CETA talks hinge on Belgian compromise
October 31, 2016: The European Union and Canada signed the CETA free trade agreement on Sunday after agreement was reached with the Belgian region of Wallonia, which had opposed the deal and effectively blocked Belgium from signing it. The EU requires all 28 member states to support the treaty before it comes into force.
If fully implemented, the CETA would lead to the creation of a new, exclusive "trade court” which would replace the existing investor-state dispute settlement (ISDS) system. This new system has been criticised by legal experts because it retains many of the key features of ISDS. The last minute ‘compromise’ recognises this by allowing Belgium to go to the European court of justice to determine whether the new tribunals are compatible with EU law.
Another concession gained by Wallonia is a ‘general safeguard clause’ allowing regional entities to withdraw their country from the CETA, and there is additional protection for farmers who are hurt by Canadian competition.
Opposition to the deal continues.

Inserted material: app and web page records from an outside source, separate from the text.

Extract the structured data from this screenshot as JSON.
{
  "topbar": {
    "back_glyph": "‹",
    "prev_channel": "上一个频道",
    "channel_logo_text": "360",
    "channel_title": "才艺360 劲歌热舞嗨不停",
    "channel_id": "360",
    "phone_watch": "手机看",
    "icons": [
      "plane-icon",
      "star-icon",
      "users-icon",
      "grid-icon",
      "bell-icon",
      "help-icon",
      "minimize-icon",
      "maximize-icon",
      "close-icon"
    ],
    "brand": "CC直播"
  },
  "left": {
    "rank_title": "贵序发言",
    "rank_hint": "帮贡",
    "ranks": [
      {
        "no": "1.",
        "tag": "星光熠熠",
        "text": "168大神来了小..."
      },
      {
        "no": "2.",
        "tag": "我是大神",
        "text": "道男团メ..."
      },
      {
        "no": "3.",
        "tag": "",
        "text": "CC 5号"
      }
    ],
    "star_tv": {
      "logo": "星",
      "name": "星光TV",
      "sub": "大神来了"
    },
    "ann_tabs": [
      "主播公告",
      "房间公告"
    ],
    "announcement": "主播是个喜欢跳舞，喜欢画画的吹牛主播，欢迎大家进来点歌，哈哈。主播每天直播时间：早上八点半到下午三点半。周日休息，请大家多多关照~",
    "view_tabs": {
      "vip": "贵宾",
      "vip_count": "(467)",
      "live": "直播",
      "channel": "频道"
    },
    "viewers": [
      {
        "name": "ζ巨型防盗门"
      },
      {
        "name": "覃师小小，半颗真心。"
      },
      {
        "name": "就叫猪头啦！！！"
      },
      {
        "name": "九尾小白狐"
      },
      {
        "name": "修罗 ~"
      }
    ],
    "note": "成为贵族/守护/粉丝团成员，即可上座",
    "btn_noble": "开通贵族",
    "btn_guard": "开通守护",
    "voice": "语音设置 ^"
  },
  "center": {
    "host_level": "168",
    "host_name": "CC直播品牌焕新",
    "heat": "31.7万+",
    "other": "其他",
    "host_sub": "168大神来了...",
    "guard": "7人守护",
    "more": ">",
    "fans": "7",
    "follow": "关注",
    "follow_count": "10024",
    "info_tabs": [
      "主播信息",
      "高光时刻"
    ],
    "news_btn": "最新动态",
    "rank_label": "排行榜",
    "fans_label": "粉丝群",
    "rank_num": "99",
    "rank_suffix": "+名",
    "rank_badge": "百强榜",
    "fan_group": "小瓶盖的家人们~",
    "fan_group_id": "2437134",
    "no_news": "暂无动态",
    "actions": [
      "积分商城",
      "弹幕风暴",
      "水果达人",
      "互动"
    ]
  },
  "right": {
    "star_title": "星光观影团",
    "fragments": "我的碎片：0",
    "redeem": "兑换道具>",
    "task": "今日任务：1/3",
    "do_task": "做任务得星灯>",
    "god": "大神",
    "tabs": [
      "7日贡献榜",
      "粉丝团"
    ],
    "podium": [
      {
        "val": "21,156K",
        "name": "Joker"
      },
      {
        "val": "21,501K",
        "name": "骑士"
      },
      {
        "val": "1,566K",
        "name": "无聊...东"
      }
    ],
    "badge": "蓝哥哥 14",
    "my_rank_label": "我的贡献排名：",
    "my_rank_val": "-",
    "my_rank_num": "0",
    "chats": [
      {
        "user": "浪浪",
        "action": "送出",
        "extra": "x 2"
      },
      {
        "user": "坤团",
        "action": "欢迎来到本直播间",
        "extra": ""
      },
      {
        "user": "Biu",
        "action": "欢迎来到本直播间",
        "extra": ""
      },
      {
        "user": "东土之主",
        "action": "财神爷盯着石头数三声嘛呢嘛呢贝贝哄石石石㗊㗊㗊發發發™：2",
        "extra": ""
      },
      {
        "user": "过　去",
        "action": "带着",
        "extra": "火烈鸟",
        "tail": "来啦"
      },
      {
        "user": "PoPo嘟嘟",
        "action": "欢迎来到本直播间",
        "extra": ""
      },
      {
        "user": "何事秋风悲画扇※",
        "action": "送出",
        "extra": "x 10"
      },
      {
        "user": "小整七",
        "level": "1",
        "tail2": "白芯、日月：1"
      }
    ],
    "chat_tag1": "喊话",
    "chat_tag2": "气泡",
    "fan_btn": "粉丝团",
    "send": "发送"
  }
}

UN human rights expert Alfred de Zayas said the CETA is a "corporate-driven, fundamentally flawed treaty” and called for a referendum in each country concerned.
“The danger of CETA and TTIP being signed and one day entering into force is so serious that every stakeholder, especially parliamentarians from EU Member States, should now be given the opportunity to articulate the pros and cons. The corporate-driven agenda gravely endangers labour, health and other social legislation, and there is no justification to fast-track it” Mr. de Zayas said.
Although the agreement has been signed it must still be ratified by around 40 national and regional parliaments in Europe before it is fully entered into force.